Why is smoking so addictive…? Quick hint, it’s not really the nicotine.

There are a million good logical reasons to quit and no doubt you know them:

They centre around health, wealth, and freedom.

Your health suffers dramatically as a smoker and quitting smoking is the single most important thing that you can do to make a difference to your health.

Your finances suffer from smoking – the average Australian smoker can spend hundreds of thousands of dollars on their habit over the years

There may be lots of things you love about being a smoker- while at the same time knowing that this habit is one that enslaves you.

You’ve probably been told by people before to ‘just quit’ – and if you are like many smokers you’ve tried to quit, likely several times, but you’ve also failed several times.

So why is it that quitting seems so hard? Why is it that despite all logic and reason for wanting to quit – that smoking has such power over you?

Because smoking is a complex trap that turns your brain against you.

Now let’s delve a little deeper into this trap. The graphic coming up on your screen will give you an idea of what you are truly fighting.

Here is an image of you – with your logical self knowing that there are a million good reasons to quit smoking.

Unfortunately smoking doesn’t fight fair, and it doesn’t fight a game of logic – it prefers a 4 on 1 tug of war – starting with a nice dose of nicotine addiction, then adding the temptation of instant rewards, followed by the creation of automatic habits, and then topping it off with the development of powerful emotional attachments. 


Trying to fight smoking through blind willpower alone is equivalent to trying to win this 4 against 1 tug of war – it’s a struggle that few win.

So lets go through these 4 layers very briefly:

Nicotine Addiction + withdrawals…

  • This is the obvious one that gets all the attention – the nicotine withdrawal cravings
  • Yes – Nicotine Addiction is where it all starts for a smoker, and yet in the end it becomes the smallest part of how you stay addicted to smoking.
  • Why do we say that it gets TOO MUCH attention – because Smokers are in full nicotine chemical withdrawal when waking up in the morning. Of all the cravings that a smoker gets, this is usually the weakest.
  • In fact it only takes the average smoker 3 days without smoking for the body and brain to be free of nicotine. And it usually takes 3 weeks without nicotine for the brain’s reward centre to actually reset back to its original setting, and for the nicotine addiction to be GONE
  • Dealing with the nicotine withdrawals can be easily addressed and neutralised with various tools, and that includes the usual Nicotine Replacement therapy

Instant Rewards…

The act of smoking provides a powerful 5-minute reward that is in itself highly addictive.

  • You will recognise the urge for just the one! – because that one 5-minute smoke makes everything better.
  • You may have had a hard day at work, and you have learnt over the years to reward yourself with a smoke
  • Out of the allure of this instant reward emerges the urge to continually procrastinate – Why quit today – because it always feels like tomorrow would be a better day to quit.

Habits…

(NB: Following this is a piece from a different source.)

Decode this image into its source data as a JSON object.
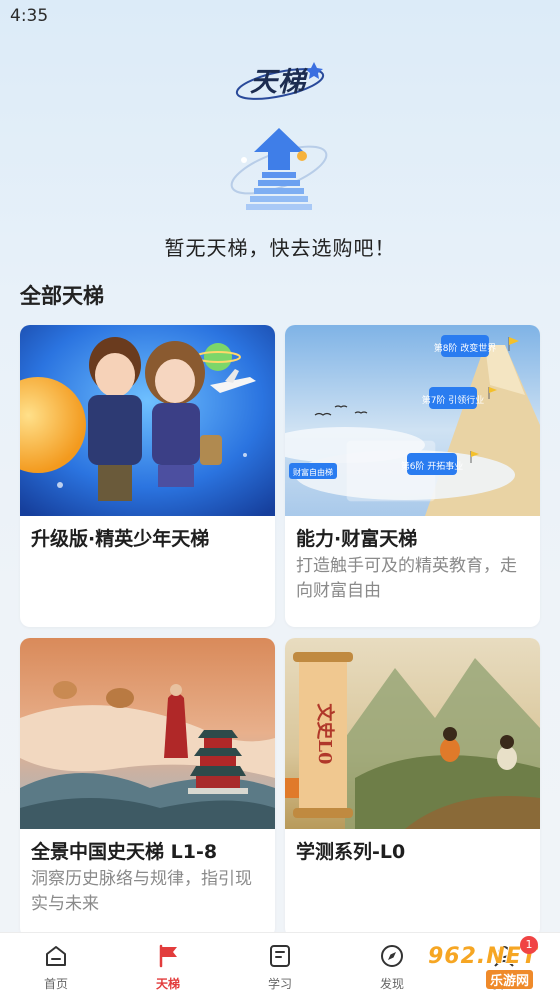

  • Do the same thing for long enough and your brain writes a Habit program for that behaviour and activity. It’s just the way our brains are built
  • A smoker has a life full of smoking habits – where nearly everything you do acts as a Trigger for the cravings to light up another smoke
  • Everyone will recognise how they get cravings from some of the classic smoking triggers – it might be associated with having a coffee, leaving the office or public buildings, having a drink, meeting up with some friends, etc
  • The end result is that all day long, everything in your life acts as a trigger for craving a smoke

Emotional Attachments

Now this is a big one that doesn’t get enough airtime: The beliefs & emotional attachments to smoking – And to being a smoker.

Live the life of a smoker for long enough and it becomes a big part of your life – And of who you are – And of how others see you.

There are 4 parts to this:

  • You end up seeing yourself as ‘A Smoker’ so that it becomes a key part of your identity
  • Every ciggie comforts you, so you end up feeling that smoking is your reliable friend and buddy
  • Fear of Loss, where even thinking of leaving smoking behind FOREVER ends up becoming a scary thing. Because being a smoker is still your familiar comfort zone, and it’s been ‘home’ for years.
  • Fear of failure, where you may say to yourself – “Why would I put myself through another quit attempt…only to feel worse when I fail yet again”?

These emotional beliefs and attachments produce an internal you-versus-you battle and struggle whenever you try to quit

These elements or layers of smoking addiction create a complex trap – but the good news is that they can be systematically dismantled to the point where they have no power over you anymore.

Free Guide: The Top 5 Reasons Why Smokers Fail to Quit

You may be comforted to know that there are more ex-smokers alive today than there are smokers.

The bad news is that on average it took them 8 quit attempts to successfully break free, mostly because they were making common mistakes that could of been avoided.

Enter your email below to get our guide for ‘The Top 5 Reasons Why Smokers Fail to Quit’ – so you don’t have to make the same mistakes yourself.